Which lines hold the word "mirrors"? Copy each of them from the material.

---*---

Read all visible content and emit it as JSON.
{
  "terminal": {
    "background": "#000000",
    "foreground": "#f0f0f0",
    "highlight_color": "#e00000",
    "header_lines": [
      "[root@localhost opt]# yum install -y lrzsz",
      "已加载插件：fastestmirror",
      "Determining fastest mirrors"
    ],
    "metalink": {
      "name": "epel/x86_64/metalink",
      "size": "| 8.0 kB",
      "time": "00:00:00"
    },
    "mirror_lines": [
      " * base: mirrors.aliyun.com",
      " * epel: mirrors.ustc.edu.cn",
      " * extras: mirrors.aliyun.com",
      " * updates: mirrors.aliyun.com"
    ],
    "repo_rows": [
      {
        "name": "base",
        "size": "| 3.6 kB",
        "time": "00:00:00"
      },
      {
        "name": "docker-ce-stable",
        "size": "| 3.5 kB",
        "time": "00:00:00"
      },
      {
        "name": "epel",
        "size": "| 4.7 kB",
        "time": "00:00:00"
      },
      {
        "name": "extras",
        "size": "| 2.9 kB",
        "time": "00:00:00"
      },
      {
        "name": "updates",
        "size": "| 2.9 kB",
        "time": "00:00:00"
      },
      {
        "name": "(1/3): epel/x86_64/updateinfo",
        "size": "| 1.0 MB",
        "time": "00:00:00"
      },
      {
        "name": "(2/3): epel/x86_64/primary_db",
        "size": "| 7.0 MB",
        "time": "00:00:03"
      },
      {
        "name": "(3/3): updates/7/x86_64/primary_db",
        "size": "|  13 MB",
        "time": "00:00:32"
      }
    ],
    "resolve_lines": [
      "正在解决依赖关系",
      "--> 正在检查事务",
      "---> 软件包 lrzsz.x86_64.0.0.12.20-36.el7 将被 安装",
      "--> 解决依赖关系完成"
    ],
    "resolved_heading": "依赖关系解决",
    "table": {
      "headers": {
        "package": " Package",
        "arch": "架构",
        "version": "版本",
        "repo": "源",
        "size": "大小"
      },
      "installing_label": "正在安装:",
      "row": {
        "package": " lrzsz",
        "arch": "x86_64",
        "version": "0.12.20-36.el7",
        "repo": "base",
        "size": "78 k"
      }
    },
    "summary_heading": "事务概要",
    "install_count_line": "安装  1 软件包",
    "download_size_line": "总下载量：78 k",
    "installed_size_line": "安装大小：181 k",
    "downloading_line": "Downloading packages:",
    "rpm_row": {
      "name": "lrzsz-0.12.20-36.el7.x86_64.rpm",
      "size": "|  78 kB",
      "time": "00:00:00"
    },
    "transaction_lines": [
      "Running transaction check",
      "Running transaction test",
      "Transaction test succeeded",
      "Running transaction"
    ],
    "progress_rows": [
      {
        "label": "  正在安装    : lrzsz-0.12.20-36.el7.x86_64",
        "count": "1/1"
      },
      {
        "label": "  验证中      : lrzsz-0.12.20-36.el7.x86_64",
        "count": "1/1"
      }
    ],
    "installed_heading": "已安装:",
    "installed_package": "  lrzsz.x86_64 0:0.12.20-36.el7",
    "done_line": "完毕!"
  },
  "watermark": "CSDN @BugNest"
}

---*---

Output for this exercise
      "Determining fastest mirrors"
      " * base: mirrors.aliyun.com",
      " * epel: mirrors.ustc.edu.cn",
      " * extras: mirrors.aliyun.com",
      " * updates: mirrors.aliyun.com"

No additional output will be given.